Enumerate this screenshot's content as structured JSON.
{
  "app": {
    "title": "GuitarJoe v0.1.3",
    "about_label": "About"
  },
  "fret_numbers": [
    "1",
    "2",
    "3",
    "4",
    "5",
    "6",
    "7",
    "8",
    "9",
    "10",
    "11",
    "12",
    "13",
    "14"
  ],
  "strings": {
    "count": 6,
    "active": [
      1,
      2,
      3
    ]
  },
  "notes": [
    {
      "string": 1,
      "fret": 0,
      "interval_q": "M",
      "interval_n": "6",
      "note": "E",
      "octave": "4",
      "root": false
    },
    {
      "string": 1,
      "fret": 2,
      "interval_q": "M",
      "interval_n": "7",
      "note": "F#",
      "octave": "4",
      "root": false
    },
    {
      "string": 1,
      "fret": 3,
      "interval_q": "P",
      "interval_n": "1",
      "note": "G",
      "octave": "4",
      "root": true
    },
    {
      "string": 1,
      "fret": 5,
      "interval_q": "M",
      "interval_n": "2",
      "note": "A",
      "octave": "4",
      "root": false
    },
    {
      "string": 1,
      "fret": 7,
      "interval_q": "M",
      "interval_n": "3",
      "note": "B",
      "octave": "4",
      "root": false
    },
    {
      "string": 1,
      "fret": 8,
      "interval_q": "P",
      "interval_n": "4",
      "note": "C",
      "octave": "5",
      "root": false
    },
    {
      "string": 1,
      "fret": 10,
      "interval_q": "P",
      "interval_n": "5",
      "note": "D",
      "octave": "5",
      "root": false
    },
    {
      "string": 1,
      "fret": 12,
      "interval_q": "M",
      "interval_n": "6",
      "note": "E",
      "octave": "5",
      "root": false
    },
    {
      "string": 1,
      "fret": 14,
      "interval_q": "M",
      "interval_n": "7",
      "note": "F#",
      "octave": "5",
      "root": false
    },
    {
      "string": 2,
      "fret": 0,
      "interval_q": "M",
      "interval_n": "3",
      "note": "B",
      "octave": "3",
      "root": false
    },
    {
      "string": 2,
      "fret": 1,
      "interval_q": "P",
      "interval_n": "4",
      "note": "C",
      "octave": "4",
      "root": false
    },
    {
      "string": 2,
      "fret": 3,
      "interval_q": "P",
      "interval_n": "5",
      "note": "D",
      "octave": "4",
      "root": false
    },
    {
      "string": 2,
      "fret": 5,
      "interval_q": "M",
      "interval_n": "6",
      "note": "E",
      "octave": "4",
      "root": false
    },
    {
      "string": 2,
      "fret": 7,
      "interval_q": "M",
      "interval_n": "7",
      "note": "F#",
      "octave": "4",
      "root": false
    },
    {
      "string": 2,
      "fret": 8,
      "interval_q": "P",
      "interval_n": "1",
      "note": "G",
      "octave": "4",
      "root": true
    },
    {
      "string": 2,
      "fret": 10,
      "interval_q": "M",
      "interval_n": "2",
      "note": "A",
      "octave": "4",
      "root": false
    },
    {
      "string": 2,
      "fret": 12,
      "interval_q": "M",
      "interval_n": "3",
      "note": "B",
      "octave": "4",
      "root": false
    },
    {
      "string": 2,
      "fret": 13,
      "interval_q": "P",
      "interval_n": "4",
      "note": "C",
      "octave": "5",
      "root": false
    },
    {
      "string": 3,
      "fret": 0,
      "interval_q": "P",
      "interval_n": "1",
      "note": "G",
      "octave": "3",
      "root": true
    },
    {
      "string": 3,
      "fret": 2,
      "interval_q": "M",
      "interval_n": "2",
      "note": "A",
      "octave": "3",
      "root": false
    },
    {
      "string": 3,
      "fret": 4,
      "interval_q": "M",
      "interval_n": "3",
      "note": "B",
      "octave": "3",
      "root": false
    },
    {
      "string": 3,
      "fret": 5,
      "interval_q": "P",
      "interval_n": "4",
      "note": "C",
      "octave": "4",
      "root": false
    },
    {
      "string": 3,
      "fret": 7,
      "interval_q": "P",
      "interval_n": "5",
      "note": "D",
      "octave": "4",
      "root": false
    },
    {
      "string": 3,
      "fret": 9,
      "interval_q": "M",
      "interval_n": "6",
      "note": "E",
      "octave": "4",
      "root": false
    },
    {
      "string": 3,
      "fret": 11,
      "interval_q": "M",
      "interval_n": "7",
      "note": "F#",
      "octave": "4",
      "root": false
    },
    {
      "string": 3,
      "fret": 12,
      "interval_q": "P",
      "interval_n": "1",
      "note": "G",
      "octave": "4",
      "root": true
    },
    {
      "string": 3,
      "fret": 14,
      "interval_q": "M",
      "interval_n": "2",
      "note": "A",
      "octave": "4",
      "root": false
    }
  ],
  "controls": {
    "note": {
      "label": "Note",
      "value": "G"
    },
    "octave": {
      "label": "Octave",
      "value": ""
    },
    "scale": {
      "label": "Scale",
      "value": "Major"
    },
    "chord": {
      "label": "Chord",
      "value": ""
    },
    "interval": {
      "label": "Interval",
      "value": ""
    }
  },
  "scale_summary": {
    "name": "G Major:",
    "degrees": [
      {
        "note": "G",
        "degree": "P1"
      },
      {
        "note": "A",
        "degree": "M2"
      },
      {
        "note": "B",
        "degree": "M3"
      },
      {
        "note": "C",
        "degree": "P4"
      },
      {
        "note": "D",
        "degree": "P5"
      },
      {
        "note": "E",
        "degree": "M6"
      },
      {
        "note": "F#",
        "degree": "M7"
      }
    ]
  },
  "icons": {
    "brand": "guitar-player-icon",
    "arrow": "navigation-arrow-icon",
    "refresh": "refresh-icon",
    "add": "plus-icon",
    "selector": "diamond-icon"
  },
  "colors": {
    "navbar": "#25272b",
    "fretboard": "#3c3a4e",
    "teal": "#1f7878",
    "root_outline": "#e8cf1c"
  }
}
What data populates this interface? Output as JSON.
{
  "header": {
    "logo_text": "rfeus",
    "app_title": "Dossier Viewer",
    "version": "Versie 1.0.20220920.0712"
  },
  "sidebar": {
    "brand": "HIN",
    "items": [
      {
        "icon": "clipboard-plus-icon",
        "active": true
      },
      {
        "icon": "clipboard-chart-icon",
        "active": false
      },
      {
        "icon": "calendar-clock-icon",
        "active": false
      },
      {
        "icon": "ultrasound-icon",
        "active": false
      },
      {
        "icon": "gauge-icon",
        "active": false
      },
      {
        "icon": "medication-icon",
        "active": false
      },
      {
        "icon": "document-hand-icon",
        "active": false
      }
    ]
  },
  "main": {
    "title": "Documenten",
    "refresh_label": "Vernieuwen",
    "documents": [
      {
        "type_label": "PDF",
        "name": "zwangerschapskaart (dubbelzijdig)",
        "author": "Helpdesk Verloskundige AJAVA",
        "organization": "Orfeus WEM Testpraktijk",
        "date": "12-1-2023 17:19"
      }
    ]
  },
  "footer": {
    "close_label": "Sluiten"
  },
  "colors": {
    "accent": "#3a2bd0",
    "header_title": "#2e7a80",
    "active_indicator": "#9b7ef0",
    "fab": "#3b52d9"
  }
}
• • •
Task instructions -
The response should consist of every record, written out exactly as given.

Your solution -
Enumerate this screenshot's content as structured JSON.
{
  "app": {
    "title": "GuitarJoe v0.1.3",
    "about_label": "About"
  },
  "fret_numbers": [
    "1",
    "2",
    "3",
    "4",
    "5",
    "6",
    "7",
    "8",
    "9",
    "10",
    "11",
    "12",
    "13",
    "14"
  ],
  "strings": {
    "count": 6,
    "active": [
      1,
      2,
      3
    ]
  },
  "notes": [
    {
      "string": 1,
      "fret": 0,
      "interval_q": "M",
      "interval_n": "6",
      "note": "E",
      "octave": "4",
      "root": false
    },
    {
      "string": 1,
      "fret": 2,
      "interval_q": "M",
      "interval_n": "7",
      "note": "F#",
      "octave": "4",
      "root": false
    },
    {
      "string": 1,
      "fret": 3,
      "interval_q": "P",
      "interval_n": "1",
      "note": "G",
      "octave": "4",
      "root": true
    },
    {
      "string": 1,
      "fret": 5,
      "interval_q": "M",
      "interval_n": "2",
      "note": "A",
      "octave": "4",
      "root": false
    },
    {
      "string": 1,
      "fret": 7,
      "interval_q": "M",
      "interval_n": "3",
      "note": "B",
      "octave": "4",
      "root": false
    },
    {
      "string": 1,
      "fret": 8,
      "interval_q": "P",
      "interval_n": "4",
      "note": "C",
      "octave": "5",
      "root": false
    },
    {
      "string": 1,
      "fret": 10,
      "interval_q": "P",
      "interval_n": "5",
      "note": "D",
      "octave": "5",
      "root": false
    },
    {
      "string": 1,
      "fret": 12,
      "interval_q": "M",
      "interval_n": "6",
      "note": "E",
      "octave": "5",
      "root": false
    },
    {
      "string": 1,
      "fret": 14,
      "interval_q": "M",
      "interval_n": "7",
      "note": "F#",
      "octave": "5",
      "root": false
    },
    {
      "string": 2,
      "fret": 0,
      "interval_q": "M",
      "interval_n": "3",
      "note": "B",
      "octave": "3",
      "root": false
    },
    {
      "string": 2,
      "fret": 1,
      "interval_q": "P",
      "interval_n": "4",
      "note": "C",
      "octave": "4",
      "root": false
    },
    {
      "string": 2,
      "fret": 3,
      "interval_q": "P",
      "interval_n": "5",
      "note": "D",
      "octave": "4",
      "root": false
    },
    {
      "string": 2,
      "fret": 5,
      "interval_q": "M",
      "interval_n": "6",
      "note": "E",
      "octave": "4",
      "root": false
    },
    {
      "string": 2,
      "fret": 7,
      "interval_q": "M",
      "interval_n": "7",
      "note": "F#",
      "octave": "4",
      "root": false
    },
    {
      "string": 2,
      "fret": 8,
      "interval_q": "P",
      "interval_n": "1",
      "note": "G",
      "octave": "4",
      "root": true
    },
    {
      "string": 2,
      "fret": 10,
      "interval_q": "M",
      "interval_n": "2",
      "note": "A",
      "octave": "4",
      "root": false
    },
    {
      "string": 2,
      "fret": 12,
      "interval_q": "M",
      "interval_n": "3",
      "note": "B",
      "octave": "4",
      "root": false
    },
    {
      "string": 2,
      "fret": 13,
      "interval_q": "P",
      "interval_n": "4",
      "note": "C",
      "octave": "5",
      "root": false
    },
    {
      "string": 3,
      "fret": 0,
      "interval_q": "P",
      "interval_n": "1",
      "note": "G",
      "octave": "3",
      "root": true
    },
    {
      "string": 3,
      "fret": 2,
      "interval_q": "M",
      "interval_n": "2",
      "note": "A",
      "octave": "3",
      "root": false
    },
    {
      "string": 3,
      "fret": 4,
      "interval_q": "M",
      "interval_n": "3",
      "note": "B",
      "octave": "3",
      "root": false
    },
    {
      "string": 3,
      "fret": 5,
      "interval_q": "P",
      "interval_n": "4",
      "note": "C",
      "octave": "4",
      "root": false
    },
    {
      "string": 3,
      "fret": 7,
      "interval_q": "P",
      "interval_n": "5",
      "note": "D",
      "octave": "4",
      "root": false
    },
    {
      "string": 3,
      "fret": 9,
      "interval_q": "M",
      "interval_n": "6",
      "note": "E",
      "octave": "4",
      "root": false
    },
    {
      "string": 3,
      "fret": 11,
      "interval_q": "M",
      "interval_n": "7",
      "note": "F#",
      "octave": "4",
      "root": false
    },
    {
      "string": 3,
      "fret": 12,
      "interval_q": "P",
      "interval_n": "1",
      "note": "G",
      "octave": "4",
      "root": true
    },
    {
      "string": 3,
      "fret": 14,
      "interval_q": "M",
      "interval_n": "2",
      "note": "A",
      "octave": "4",
      "root": false
    }
  ],
  "controls": {
    "note": {
      "label": "Note",
      "value": "G"
    },
    "octave": {
      "label": "Octave",
      "value": ""
    },
    "scale": {
      "label": "Scale",
      "value": "Major"
    },
    "chord": {
      "label": "Chord",
      "value": ""
    },
    "interval": {
      "label": "Interval",
      "value": ""
    }
  },
  "scale_summary": {
    "name": "G Major:",
    "degrees": [
      {
        "note": "G",
        "degree": "P1"
      },
      {
        "note": "A",
        "degree": "M2"
      },
      {
        "note": "B",
        "degree": "M3"
      },
      {
        "note": "C",
        "degree": "P4"
      },
      {
        "note": "D",
        "degree": "P5"
      },
      {
        "note": "E",
        "degree": "M6"
      },
      {
        "note": "F#",
        "degree": "M7"
      }
    ]
  },
  "icons": {
    "brand": "guitar-player-icon",
    "arrow": "navigation-arrow-icon",
    "refresh": "refresh-icon",
    "add": "plus-icon",
    "selector": "diamond-icon"
  },
  "colors": {
    "navbar": "#25272b",
    "fretboard": "#3c3a4e",
    "teal": "#1f7878",
    "root_outline": "#e8cf1c"
  }
}
What data populates this interface? Output as JSON.
{
  "header": {
    "logo_text": "rfeus",
    "app_title": "Dossier Viewer",
    "version": "Versie 1.0.20220920.0712"
  },
  "sidebar": {
    "brand": "HIN",
    "items": [
      {
        "icon": "clipboard-plus-icon",
        "active": true
      },
      {
        "icon": "clipboard-chart-icon",
        "active": false
      },
      {
        "icon": "calendar-clock-icon",
        "active": false
      },
      {
        "icon": "ultrasound-icon",
        "active": false
      },
      {
        "icon": "gauge-icon",
        "active": false
      },
      {
        "icon": "medication-icon",
        "active": false
      },
      {
        "icon": "document-hand-icon",
        "active": false
      }
    ]
  },
  "main": {
    "title": "Documenten",
    "refresh_label": "Vernieuwen",
    "documents": [
      {
        "type_label": "PDF",
        "name": "zwangerschapskaart (dubbelzijdig)",
        "author": "Helpdesk Verloskundige AJAVA",
        "organization": "Orfeus WEM Testpraktijk",
        "date": "12-1-2023 17:19"
      }
    ]
  },
  "footer": {
    "close_label": "Sluiten"
  },
  "colors": {
    "accent": "#3a2bd0",
    "header_title": "#2e7a80",
    "active_indicator": "#9b7ef0",
    "fab": "#3b52d9"
  }
}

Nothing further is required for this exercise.